Born into a wealthy Boston family, Eliot was fortunate enough to concentrate on his studies and have the ability to attend Boston Latin School, and then later graduate from Harvard University in 1853. However, after the Panic of 1857, Eliot’s family lost much of its wealth. Eliot decided to visit various schools across Europe and study educational systems after being passed over for a professorship.After close to two years abroad, Eliot returned home and enjoyed an appointment at Massachusetts Institute of Technology. Eliot remained interested in improving the educational system in the US, which was not seen as offering particularly useful knowledge to an industrializing country. His sentiments were shared by much of the public, and he wrote a well-received article in The Atlantic Monthly about his visions for a reformed educational system. In 1969, after the publication of the article, Eliot would be selected as the president of Harvard.

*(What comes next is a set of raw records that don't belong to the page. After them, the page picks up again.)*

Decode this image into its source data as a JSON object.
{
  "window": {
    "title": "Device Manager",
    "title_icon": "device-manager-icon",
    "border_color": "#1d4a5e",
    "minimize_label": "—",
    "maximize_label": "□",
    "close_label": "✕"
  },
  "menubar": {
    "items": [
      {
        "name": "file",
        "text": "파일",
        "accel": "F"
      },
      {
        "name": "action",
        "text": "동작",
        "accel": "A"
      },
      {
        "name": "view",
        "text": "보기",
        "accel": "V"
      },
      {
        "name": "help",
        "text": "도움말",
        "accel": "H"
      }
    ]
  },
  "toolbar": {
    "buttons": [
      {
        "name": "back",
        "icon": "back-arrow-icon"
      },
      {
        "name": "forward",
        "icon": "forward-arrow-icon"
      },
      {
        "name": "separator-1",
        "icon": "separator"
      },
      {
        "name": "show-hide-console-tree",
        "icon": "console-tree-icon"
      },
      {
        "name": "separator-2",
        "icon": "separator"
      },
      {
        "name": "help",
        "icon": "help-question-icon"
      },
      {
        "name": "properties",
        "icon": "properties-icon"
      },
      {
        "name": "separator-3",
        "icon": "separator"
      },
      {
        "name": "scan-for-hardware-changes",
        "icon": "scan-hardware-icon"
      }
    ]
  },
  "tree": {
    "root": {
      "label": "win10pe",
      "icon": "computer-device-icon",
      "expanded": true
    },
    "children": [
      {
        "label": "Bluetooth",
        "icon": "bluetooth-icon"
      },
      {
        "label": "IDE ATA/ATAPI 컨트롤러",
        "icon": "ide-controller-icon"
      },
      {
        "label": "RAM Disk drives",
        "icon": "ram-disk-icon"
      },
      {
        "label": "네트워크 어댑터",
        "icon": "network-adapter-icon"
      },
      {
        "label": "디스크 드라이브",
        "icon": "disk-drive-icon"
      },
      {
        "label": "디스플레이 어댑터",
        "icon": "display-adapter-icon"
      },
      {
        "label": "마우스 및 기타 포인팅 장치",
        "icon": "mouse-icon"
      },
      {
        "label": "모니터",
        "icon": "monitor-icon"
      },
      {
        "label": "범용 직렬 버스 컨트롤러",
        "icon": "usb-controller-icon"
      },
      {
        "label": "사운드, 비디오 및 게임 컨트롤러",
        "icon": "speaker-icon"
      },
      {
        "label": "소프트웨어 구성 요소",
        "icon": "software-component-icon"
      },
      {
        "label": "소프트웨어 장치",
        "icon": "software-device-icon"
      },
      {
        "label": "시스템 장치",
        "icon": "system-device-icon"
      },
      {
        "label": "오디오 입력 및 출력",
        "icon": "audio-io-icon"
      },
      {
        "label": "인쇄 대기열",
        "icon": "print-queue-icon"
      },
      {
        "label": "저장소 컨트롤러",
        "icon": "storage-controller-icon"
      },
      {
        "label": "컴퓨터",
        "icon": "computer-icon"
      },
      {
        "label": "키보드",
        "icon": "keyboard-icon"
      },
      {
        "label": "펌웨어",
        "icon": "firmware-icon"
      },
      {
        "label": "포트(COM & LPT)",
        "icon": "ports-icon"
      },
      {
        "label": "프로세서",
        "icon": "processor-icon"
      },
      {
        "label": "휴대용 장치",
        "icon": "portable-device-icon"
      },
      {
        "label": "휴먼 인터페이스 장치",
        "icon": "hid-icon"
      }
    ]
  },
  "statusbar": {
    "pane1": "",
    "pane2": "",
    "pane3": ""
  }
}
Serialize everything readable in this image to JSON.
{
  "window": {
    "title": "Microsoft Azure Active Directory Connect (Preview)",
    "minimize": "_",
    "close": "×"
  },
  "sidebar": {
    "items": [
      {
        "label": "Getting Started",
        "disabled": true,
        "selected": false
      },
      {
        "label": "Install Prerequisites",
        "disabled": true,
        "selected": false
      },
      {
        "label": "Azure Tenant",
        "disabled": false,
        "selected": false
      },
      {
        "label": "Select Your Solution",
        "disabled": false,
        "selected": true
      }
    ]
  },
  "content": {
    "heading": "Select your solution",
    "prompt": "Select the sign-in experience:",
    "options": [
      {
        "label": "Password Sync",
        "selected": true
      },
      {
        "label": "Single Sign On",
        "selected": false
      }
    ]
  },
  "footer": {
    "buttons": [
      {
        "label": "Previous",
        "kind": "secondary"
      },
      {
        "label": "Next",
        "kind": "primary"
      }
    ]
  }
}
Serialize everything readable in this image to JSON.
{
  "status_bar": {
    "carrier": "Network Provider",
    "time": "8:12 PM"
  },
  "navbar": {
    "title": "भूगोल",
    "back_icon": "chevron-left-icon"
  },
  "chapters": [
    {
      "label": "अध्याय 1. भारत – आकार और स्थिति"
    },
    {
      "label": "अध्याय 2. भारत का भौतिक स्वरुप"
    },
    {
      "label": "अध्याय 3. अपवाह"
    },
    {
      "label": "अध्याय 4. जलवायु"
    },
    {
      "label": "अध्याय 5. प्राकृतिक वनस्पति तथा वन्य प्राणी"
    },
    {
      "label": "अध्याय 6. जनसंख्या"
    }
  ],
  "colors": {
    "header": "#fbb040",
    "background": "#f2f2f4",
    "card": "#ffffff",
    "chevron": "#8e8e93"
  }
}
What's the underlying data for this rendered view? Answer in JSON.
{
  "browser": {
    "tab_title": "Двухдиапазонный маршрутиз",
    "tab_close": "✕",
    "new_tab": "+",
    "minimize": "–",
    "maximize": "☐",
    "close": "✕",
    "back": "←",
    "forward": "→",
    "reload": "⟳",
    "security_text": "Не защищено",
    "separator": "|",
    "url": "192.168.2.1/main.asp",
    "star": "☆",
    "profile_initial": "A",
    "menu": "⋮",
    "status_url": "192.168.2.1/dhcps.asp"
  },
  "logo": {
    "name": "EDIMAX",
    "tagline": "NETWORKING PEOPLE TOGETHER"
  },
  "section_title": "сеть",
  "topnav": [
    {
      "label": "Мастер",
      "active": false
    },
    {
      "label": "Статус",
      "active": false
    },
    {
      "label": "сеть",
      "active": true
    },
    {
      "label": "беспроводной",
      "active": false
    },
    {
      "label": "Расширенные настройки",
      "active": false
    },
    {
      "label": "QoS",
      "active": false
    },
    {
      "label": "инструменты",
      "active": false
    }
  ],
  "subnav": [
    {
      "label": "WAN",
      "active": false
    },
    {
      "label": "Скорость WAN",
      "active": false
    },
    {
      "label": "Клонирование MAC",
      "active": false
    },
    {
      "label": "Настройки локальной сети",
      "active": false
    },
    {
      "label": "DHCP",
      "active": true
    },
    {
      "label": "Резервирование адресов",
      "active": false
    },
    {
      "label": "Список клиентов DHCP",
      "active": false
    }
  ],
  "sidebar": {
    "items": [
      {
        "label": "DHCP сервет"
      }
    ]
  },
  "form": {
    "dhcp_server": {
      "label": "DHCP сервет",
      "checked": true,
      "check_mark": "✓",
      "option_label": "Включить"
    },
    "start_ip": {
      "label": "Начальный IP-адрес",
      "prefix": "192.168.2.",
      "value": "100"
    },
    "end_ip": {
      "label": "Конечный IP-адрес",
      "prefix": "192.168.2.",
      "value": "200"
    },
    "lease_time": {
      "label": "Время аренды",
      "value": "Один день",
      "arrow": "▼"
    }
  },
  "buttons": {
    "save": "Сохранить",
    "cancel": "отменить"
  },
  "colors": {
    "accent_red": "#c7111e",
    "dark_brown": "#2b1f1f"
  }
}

Eliot, despite trying to remove football from the school, was a popular president, enough so to have served 40 years. He modernized the curriculum, introduced standardized exams, expanded the facilities, and changed the way educational institutions funded themselves. The Durable Satisfactions of Life is a collection of essays and addresses given by Eliot which often reflect on his ethical and religious views of life.
This new edition is dedicated to Arthur Shurcliff.
by Thomas Woody PhD
Born on September 3, 1891, in Thorntown, Indiana, to a Quaker family. Woody would remain in Indiana for his B.A., which he obtained from Indiana University. Later he could go on to earn his PhD in 1918 from Columbia University. Woody wrote a great deal about Quakers, formally known as the Religious Society of Friends, but later focused strongly on education. In addition to “Early Quaker Education in Pennsylvania,” 1920, he also wrote “Quaker Education in the Colony and State of New Jersey” published in 1923. In 1929, he was an awarded a Guggenheim Fellowship to study political education on Russian citizens. Woody was interested in and researched learning processes across a variety of people and places. One of his most famous works is A History of Women’s Education in the United States, published in 1929.
This new edition is dedicated to the Friends Meeting in Washington D.C. and its library.
by William Beck and Thomas Frederick Ball
The London Friends’ Meetings is a significant expansion on a lecture given by William Beck in 1856, “The London Friends’ Meeting-houses and Their Associations.” Co-author, Thomas Frederick Ball spent a great time doing research in minute-books and other holdings of the Friends in London. The records offer a look at the very long history of the Friends, offering primary sources prior to 1740, and up to 1869.
In this work, Beck and Ball offer both depth and breadth, and offers a look at London’s history, and how it impacted the development of the Friends. The research into the holdings of various groups gives an overview of religious and interpersonal relationships as they developed within different Friends congregations.